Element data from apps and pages
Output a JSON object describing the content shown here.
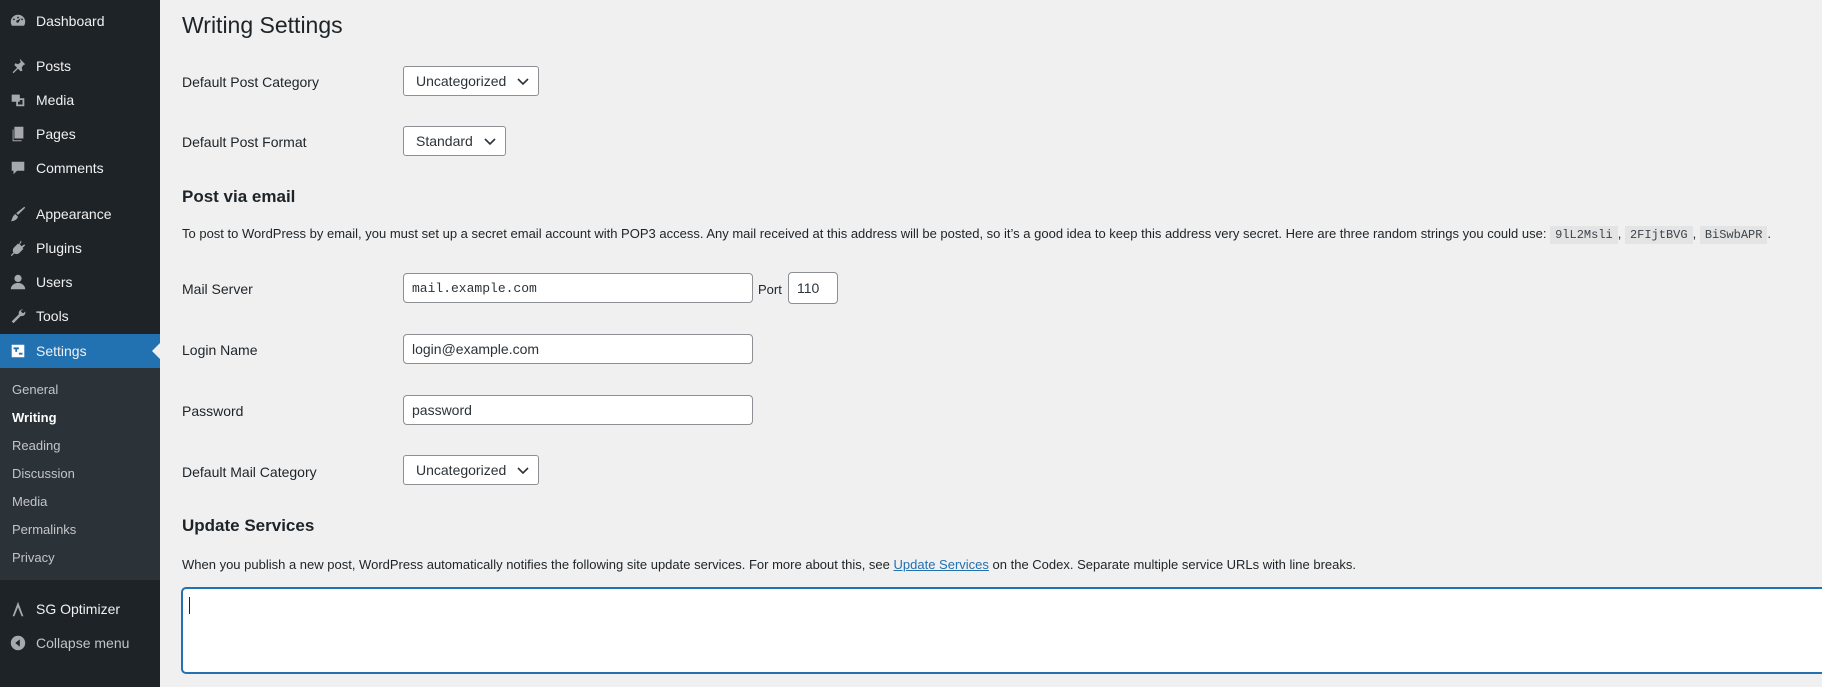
{
  "sidebar": {
    "items": [
      {
        "label": "Dashboard",
        "icon": "dashboard-icon"
      },
      {
        "label": "Posts",
        "icon": "pin-icon"
      },
      {
        "label": "Media",
        "icon": "media-icon"
      },
      {
        "label": "Pages",
        "icon": "pages-icon"
      },
      {
        "label": "Comments",
        "icon": "comment-icon"
      },
      {
        "label": "Appearance",
        "icon": "brush-icon"
      },
      {
        "label": "Plugins",
        "icon": "plug-icon"
      },
      {
        "label": "Users",
        "icon": "user-icon"
      },
      {
        "label": "Tools",
        "icon": "wrench-icon"
      },
      {
        "label": "Settings",
        "icon": "settings-icon"
      }
    ],
    "submenu": [
      "General",
      "Writing",
      "Reading",
      "Discussion",
      "Media",
      "Permalinks",
      "Privacy"
    ],
    "sg_optimizer": "SG Optimizer",
    "collapse": "Collapse menu",
    "accent_color": "#2271b1"
  },
  "page": {
    "title": "Writing Settings",
    "default_post_category": {
      "label": "Default Post Category",
      "value": "Uncategorized"
    },
    "default_post_format": {
      "label": "Default Post Format",
      "value": "Standard"
    },
    "post_via_email": {
      "heading": "Post via email",
      "desc": "To post to WordPress by email, you must set up a secret email account with POP3 access. Any mail received at this address will be posted, so it’s a good idea to keep this address very secret. Here are three random strings you could use:",
      "strings": [
        "9lL2Msli",
        "2FIjtBVG",
        "BiSwbAPR"
      ],
      "sep": ",",
      "end": "."
    },
    "mail_server": {
      "label": "Mail Server",
      "value": "mail.example.com",
      "port_label": "Port",
      "port_value": "110"
    },
    "login_name": {
      "label": "Login Name",
      "value": "login@example.com"
    },
    "password": {
      "label": "Password",
      "value": "password"
    },
    "default_mail_category": {
      "label": "Default Mail Category",
      "value": "Uncategorized"
    },
    "update_services": {
      "heading": "Update Services",
      "desc_before": "When you publish a new post, WordPress automatically notifies the following site update services. For more about this, see",
      "link": "Update Services",
      "desc_after": "on the Codex. Separate multiple service URLs with line breaks.",
      "value": ""
    }
  }
}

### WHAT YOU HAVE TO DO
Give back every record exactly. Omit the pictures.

### EXERCISE OUTPUT
Output a JSON object describing the content shown here.
{
  "sidebar": {
    "items": [
      {
        "label": "Dashboard",
        "icon": "dashboard-icon"
      },
      {
        "label": "Posts",
        "icon": "pin-icon"
      },
      {
        "label": "Media",
        "icon": "media-icon"
      },
      {
        "label": "Pages",
        "icon": "pages-icon"
      },
      {
        "label": "Comments",
        "icon": "comment-icon"
      },
      {
        "label": "Appearance",
        "icon": "brush-icon"
      },
      {
        "label": "Plugins",
        "icon": "plug-icon"
      },
      {
        "label": "Users",
        "icon": "user-icon"
      },
      {
        "label": "Tools",
        "icon": "wrench-icon"
      },
      {
        "label": "Settings",
        "icon": "settings-icon"
      }
    ],
    "submenu": [
      "General",
      "Writing",
      "Reading",
      "Discussion",
      "Media",
      "Permalinks",
      "Privacy"
    ],
    "sg_optimizer": "SG Optimizer",
    "collapse": "Collapse menu",
    "accent_color": "#2271b1"
  },
  "page": {
    "title": "Writing Settings",
    "default_post_category": {
      "label": "Default Post Category",
      "value": "Uncategorized"
    },
    "default_post_format": {
      "label": "Default Post Format",
      "value": "Standard"
    },
    "post_via_email": {
      "heading": "Post via email",
      "desc": "To post to WordPress by email, you must set up a secret email account with POP3 access. Any mail received at this address will be posted, so it’s a good idea to keep this address very secret. Here are three random strings you could use:",
      "strings": [
        "9lL2Msli",
        "2FIjtBVG",
        "BiSwbAPR"
      ],
      "sep": ",",
      "end": "."
    },
    "mail_server": {
      "label": "Mail Server",
      "value": "mail.example.com",
      "port_label": "Port",
      "port_value": "110"
    },
    "login_name": {
      "label": "Login Name",
      "value": "login@example.com"
    },
    "password": {
      "label": "Password",
      "value": "password"
    },
    "default_mail_category": {
      "label": "Default Mail Category",
      "value": "Uncategorized"
    },
    "update_services": {
      "heading": "Update Services",
      "desc_before": "When you publish a new post, WordPress automatically notifies the following site update services. For more about this, see",
      "link": "Update Services",
      "desc_after": "on the Codex. Separate multiple service URLs with line breaks.",
      "value": ""
    }
  }
}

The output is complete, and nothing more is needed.